(CN) – Truckers must comply with the Port of Los Angeles’ regulations on truck safety, emissions and security, the 9th Circuit ruled, saying the rules were based on legitimate safety concerns.
The American Trucking Associations filed a federal lawsuit against the cities of Los Angeles and Long Beach, the Los Angeles Harbor Department, the Board of Harbor Commissioners and three environmental groups, seeking to stop the port from implementing concession agreements between the port and truckers.
The concessions require motor carriers to obtain a license and remain in good standing, use only permitted trucks, be solely responsible for their drivers and employees, keep trucks in good condition, maintain records on their drivers and trucks and comply with the Clean Trucks Program.

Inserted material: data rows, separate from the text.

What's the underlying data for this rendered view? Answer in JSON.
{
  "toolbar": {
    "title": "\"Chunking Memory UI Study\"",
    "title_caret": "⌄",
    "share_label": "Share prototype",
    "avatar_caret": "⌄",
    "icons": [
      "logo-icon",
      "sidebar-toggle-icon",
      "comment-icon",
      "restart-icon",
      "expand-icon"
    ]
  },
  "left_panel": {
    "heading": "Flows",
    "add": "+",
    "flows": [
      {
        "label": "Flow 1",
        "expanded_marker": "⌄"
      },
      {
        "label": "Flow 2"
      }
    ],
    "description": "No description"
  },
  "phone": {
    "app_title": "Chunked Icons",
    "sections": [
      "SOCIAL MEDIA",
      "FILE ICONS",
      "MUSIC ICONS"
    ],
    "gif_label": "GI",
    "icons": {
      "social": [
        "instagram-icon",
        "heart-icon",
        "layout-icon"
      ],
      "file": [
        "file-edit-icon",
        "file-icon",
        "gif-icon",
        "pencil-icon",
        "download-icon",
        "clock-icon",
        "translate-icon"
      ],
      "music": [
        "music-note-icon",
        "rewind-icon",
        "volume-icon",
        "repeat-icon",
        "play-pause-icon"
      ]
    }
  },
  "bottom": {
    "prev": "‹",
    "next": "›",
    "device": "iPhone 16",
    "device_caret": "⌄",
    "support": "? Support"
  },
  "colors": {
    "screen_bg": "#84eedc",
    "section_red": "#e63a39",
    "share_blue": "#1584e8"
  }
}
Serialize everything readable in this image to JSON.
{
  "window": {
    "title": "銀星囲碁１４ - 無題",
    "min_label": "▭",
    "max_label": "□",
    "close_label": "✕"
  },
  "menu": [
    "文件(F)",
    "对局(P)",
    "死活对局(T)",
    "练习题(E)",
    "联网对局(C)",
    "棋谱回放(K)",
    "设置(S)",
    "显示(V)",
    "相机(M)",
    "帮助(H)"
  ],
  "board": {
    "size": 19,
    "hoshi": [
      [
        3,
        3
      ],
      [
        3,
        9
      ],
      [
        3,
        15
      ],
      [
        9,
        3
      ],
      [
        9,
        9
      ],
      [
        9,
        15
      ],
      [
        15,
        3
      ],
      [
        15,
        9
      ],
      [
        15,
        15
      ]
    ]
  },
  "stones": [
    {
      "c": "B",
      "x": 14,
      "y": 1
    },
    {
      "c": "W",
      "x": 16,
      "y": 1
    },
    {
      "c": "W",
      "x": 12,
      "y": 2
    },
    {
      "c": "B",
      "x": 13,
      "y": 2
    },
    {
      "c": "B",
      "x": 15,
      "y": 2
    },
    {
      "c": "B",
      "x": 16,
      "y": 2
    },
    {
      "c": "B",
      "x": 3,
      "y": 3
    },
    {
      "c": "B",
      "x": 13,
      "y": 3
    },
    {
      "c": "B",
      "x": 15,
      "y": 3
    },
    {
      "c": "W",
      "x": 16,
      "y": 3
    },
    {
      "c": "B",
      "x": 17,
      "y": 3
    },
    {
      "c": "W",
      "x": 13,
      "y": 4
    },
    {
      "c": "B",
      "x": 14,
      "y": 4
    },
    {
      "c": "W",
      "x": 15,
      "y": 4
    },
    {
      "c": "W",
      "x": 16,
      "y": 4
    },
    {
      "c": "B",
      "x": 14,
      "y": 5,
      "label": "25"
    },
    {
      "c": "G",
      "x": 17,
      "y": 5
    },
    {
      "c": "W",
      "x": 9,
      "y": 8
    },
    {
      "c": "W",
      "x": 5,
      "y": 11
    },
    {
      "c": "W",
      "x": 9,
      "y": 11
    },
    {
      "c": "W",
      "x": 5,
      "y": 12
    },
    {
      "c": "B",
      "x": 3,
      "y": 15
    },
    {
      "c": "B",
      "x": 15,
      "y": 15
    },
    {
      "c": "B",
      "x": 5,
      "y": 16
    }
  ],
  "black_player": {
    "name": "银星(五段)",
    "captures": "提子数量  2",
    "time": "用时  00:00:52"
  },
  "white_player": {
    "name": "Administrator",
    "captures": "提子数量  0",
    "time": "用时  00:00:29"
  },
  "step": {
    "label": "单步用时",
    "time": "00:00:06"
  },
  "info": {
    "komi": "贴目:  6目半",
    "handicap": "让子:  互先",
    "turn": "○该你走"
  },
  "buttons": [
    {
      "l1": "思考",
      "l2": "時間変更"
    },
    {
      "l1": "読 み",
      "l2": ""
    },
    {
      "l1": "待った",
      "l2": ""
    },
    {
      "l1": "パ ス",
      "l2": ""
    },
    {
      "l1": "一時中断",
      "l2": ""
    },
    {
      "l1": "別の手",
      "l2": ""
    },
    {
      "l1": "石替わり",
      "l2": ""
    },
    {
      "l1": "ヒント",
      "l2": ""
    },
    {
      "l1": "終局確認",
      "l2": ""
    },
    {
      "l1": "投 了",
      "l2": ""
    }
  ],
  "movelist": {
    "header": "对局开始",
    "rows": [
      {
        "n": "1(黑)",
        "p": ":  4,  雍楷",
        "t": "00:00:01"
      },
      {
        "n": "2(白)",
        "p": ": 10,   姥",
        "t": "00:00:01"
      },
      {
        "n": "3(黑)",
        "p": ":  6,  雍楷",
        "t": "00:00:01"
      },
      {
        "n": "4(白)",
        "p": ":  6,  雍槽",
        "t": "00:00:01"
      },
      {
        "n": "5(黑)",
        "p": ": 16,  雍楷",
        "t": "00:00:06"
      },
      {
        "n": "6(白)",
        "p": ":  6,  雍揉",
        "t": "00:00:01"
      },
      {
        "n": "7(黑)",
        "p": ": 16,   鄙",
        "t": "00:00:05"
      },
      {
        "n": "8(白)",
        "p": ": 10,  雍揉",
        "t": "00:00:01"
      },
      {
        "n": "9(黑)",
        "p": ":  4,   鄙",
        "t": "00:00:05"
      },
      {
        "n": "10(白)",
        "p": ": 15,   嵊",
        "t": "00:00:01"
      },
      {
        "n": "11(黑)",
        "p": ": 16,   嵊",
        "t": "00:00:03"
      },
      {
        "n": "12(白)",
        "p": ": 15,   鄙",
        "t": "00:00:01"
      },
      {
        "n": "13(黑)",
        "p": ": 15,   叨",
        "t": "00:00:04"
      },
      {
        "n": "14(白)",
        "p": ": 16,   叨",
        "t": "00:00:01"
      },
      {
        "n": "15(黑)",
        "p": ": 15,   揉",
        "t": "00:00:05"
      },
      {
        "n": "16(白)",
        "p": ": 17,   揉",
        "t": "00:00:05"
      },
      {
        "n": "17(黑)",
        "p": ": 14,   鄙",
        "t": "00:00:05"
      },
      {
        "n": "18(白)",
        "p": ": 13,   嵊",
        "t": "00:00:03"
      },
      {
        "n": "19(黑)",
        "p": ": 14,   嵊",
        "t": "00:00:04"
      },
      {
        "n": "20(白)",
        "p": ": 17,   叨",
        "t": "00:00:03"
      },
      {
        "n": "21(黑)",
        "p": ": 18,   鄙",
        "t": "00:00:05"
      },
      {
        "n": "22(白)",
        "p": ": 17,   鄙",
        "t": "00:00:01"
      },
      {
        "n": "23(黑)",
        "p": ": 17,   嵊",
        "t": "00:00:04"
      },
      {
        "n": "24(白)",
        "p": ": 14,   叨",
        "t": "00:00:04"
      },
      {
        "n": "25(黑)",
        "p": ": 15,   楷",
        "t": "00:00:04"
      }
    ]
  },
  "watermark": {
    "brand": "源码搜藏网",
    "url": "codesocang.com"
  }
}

The truckers argued that the concession agreements were pre-empted by the Federal Aviation Administration and Authorization Act, because they were based on price, route and service rather than safety.
U.S. District Judge Christina Snyder ruled that although provisions related to price, route and service are generally pre-empted by federal law, the truckers were “unlikely to succeed,” because the agreements likely fall under exceptions to federal motor vehicle safety laws.
The 9th Circuit reversed in 2009, explaining that many provisions in the agreements were “likely pre-empted.”
On remand, Judge Snyder severed the pre-empted provisions and rejected the association’s challenge, saying the port has the authority to bar entry to trucks that don’t comply with the surviving regulations.
The truckers again appealed, but the three-judge panel in Pasadena said the port can enforce the requirements, even if they’re duplicates of existing federal laws.
“Evidence in the record from [port] officials establishes that [the Port of Los Angeles] adopted these provisions out of concern for safety at the Port,” Judge Myron Bright wrote.